Records from a collection
Start of Block
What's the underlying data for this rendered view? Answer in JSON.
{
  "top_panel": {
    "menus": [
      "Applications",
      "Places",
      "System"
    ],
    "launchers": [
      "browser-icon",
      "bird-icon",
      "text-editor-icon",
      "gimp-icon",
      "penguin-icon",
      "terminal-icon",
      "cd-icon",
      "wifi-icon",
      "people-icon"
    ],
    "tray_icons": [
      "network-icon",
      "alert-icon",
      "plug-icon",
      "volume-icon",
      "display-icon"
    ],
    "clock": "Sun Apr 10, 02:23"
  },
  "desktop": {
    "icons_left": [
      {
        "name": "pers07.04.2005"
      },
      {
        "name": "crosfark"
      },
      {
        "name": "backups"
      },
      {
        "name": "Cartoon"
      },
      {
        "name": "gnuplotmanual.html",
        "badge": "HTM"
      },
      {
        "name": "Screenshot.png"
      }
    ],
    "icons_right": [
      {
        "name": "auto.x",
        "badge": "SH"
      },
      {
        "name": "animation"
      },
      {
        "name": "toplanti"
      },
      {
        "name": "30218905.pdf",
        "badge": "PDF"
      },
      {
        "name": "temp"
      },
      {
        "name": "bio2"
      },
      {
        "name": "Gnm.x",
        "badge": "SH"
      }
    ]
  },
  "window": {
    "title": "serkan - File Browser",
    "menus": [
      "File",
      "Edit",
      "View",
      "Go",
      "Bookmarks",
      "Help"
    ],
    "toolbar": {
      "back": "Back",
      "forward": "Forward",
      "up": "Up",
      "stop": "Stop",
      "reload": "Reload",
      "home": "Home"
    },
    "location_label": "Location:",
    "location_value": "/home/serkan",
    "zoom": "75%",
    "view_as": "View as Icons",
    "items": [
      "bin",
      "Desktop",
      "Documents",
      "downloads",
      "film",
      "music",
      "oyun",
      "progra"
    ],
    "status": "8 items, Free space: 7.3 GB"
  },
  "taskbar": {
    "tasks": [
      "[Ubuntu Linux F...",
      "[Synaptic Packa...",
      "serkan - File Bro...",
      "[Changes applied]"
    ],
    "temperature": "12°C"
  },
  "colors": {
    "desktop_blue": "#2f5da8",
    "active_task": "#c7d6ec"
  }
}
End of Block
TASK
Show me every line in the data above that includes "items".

REPLY TO THE EXERCISE
    "items": [
    "status": "8 items, Free space: 7.3 GB"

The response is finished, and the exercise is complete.